INPUT MATERIAL: Begin

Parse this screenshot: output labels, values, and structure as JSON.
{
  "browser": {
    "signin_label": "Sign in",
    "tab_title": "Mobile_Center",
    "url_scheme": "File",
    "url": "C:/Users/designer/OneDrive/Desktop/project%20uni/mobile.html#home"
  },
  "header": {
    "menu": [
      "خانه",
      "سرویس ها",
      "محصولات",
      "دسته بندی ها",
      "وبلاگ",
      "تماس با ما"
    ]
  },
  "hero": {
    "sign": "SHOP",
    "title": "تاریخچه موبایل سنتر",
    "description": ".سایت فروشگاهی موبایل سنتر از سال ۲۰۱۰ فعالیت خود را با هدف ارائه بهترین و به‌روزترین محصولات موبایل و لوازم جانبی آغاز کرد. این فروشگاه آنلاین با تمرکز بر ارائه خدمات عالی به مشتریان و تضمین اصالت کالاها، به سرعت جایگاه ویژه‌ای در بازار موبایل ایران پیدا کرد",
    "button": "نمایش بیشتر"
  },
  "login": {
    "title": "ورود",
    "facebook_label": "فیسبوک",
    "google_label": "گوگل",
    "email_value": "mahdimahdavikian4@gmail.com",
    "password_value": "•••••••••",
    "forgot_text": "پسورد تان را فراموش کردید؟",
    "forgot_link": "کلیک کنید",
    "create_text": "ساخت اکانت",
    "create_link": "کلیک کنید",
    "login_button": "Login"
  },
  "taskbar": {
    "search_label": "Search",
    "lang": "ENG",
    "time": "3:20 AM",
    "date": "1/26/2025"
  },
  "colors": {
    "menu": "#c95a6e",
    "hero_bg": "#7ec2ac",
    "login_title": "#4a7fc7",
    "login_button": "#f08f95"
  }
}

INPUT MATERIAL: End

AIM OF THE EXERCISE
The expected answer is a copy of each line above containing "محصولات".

RESULT
      "محصولات",
    "description": ".سایت فروشگاهی موبایل سنتر از سال ۲۰۱۰ فعالیت خود را با هدف ارائه بهترین و به‌روزترین محصولات موبایل و لوازم جانبی آغاز کرد. این فروشگاه آنلاین با تمرکز بر ارائه خدمات عالی به مشتریان و تضمین اصالت کالاها، به سرعت جایگاه ویژه‌ای در بازار موبایل ایران پیدا کرد",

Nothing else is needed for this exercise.